What was the story with the house? Did you find somewhere or did it need to be built?
It’s interesting, we found the exterior of the house as it is out in the middle of the woods in Georgia of all places, and it was such a surprising discovery. We didn’t do anything to the outside of the house, we built the interior on stage and that took an enormous amount of work, but we had been scouting looking for a place, looking for a house to feature for months and we just found this house that had no business being out there in the middle of the Georgian woods. It was so striking when we first stepped out of the scout van we just stared at it, it was just such a bizarre house…
One side looked medieval with stone turrets and then you’d glance over to the left and you’d have this strange Victorian flavour and it felt schizophrenic, and it’s such a character in and of itself, not only in the book but in what we wanted to do here, and that was quite a lucky find. And then the priority just became creating an interior that would carry some of that schizophrenia with it and feel like it really could exist within that strange structure out there in the woods. But that house is a very strange and beautiful building and I’m fascinated by why someone decided to put it there.

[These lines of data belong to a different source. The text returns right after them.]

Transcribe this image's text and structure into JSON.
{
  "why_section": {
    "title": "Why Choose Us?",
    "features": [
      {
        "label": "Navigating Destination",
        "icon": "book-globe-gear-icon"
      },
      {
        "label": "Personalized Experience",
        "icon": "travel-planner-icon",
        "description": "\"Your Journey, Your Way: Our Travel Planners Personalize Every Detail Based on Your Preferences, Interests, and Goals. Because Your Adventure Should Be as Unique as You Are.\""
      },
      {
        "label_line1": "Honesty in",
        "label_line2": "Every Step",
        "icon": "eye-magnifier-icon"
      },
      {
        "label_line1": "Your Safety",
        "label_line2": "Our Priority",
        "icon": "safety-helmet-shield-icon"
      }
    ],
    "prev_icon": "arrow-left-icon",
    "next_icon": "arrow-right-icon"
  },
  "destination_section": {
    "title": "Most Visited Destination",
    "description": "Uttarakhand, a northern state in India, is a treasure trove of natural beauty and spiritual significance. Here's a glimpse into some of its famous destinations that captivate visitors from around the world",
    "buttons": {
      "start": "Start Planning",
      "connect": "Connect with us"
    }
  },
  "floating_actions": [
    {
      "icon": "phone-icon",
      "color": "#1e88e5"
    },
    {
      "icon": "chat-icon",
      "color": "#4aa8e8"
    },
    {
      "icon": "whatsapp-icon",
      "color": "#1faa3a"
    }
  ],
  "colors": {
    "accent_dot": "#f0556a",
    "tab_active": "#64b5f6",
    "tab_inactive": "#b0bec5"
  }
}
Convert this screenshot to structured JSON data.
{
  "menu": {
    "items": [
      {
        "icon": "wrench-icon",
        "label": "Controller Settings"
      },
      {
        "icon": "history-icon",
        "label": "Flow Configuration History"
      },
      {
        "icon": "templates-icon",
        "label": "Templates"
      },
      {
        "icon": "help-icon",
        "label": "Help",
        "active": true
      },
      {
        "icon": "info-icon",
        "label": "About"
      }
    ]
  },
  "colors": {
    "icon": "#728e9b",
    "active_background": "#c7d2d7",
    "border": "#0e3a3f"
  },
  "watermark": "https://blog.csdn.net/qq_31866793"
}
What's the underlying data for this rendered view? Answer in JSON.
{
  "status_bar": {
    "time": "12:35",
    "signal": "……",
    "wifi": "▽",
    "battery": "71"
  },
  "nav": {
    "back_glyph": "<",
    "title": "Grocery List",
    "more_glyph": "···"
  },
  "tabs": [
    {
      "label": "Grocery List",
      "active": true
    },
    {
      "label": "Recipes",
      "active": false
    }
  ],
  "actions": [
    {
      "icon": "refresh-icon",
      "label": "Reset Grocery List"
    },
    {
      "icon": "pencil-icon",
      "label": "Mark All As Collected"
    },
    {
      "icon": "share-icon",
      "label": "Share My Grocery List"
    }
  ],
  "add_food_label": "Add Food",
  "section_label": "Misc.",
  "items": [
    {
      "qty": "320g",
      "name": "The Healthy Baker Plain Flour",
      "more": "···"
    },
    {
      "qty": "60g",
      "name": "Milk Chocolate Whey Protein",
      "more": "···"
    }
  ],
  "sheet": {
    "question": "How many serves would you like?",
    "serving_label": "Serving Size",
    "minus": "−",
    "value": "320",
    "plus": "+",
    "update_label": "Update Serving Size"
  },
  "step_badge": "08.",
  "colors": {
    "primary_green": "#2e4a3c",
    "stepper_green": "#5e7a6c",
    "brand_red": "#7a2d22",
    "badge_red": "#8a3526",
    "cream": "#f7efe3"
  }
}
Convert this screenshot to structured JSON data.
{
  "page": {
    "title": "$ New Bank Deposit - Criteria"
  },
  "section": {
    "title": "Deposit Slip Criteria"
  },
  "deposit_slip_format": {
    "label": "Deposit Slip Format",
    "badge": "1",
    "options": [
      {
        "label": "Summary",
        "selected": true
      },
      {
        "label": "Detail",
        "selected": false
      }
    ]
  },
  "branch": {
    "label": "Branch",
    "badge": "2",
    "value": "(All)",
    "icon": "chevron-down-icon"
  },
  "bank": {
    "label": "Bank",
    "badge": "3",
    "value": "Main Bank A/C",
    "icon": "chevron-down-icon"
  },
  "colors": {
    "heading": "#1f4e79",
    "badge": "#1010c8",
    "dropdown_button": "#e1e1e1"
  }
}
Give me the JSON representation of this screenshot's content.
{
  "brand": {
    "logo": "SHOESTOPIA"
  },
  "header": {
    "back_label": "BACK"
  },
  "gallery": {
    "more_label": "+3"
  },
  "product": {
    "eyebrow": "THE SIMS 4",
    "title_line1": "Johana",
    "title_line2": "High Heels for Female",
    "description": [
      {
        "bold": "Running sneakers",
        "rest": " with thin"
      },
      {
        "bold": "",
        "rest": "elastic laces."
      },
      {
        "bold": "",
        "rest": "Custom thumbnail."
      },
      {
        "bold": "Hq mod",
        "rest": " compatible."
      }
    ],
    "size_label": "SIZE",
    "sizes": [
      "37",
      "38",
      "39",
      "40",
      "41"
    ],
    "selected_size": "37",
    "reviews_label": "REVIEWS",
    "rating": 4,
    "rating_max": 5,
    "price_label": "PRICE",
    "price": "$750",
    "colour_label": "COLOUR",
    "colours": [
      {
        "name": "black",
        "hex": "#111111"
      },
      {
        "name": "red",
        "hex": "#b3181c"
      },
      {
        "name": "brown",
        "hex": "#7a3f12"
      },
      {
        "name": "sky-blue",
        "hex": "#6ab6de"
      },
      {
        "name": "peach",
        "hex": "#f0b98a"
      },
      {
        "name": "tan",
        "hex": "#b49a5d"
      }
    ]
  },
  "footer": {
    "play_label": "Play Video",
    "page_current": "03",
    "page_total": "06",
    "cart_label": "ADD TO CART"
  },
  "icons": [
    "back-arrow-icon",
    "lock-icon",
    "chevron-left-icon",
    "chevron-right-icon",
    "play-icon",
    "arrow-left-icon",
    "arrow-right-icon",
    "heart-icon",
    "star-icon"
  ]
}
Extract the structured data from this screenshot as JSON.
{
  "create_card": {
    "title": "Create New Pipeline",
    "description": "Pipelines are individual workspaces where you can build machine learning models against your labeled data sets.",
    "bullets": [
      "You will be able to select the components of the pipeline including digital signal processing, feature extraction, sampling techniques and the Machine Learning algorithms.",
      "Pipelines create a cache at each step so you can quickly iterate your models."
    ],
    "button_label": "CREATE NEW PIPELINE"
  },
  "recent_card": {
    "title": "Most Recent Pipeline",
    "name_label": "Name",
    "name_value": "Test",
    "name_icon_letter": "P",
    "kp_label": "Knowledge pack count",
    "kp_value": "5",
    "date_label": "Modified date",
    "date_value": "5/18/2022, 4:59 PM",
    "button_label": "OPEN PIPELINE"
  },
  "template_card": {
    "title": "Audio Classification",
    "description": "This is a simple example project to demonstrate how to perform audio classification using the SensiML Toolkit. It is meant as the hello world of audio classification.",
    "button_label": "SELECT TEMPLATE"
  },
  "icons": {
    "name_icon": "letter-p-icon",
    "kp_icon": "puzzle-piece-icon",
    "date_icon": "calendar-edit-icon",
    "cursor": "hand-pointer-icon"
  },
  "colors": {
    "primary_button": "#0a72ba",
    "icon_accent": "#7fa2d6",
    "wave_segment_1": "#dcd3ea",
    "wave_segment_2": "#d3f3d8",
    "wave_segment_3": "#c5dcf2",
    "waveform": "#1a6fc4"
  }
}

You mentioned the workload of a 10 hour series, how difficult was it to create and sustain a horror atmosphere over that length of time?
It’s hard enough to create tension and sustain that for two hours, but for ten, that seemed like an irresistible challenge on this. I think the approach is very different in a number of ways but we were helped enormously by the fact that because it was going to be on Netflix it would not be interrupted by commercials, which I think would have just destroyed this show, and it allowed viewers to be able to binge it. To be able to keep going and let that tension carry over into the next episode.
So we really looked at it as one complete 10 hour movie broken into thirds, because Netflix had told us that on average most people tend to watch between two or three episodes at a time, so we kind of looked at that as our act break. It did mean we had to keep all of the genre moments, the things that genre fans just come to expect, the outright scares and things like that, we had to meter those out very carefully so each episode had its own moment to keep the horror fans happy. Drawing that out was really just about how do you sustain and increase tension over a ten hour period and we drew it out like a graph on the blackboard in the writers’ room, it was really complicated but I hope it works. I guess we’ll find out.
Would you be interested in working in this format again?
I would absolutely come back. This one almost killed me, I won’t lie, it’s the most difficult thing I’ve ever tried to do but what I love about the structure, the format of it is that it lets you dive deeper into the characters and that world than a feature ever will. There’s so much room to inhabit not only the characterisations and their arcs but to build a world and that’s something that with a house like this really was beneficial but I would love to come back and play in this format again. I think if I did it again I would just make sure to build in some breaks because this turned into quite the marathon but I think in general television is really outpacing film right now just in respect to quality and I think that’s entirely because they have such a rich and large canvas to work with. I would be thrilled to do that again.
The Haunting Of Hill House is streaming on Netflix now. Read our review here.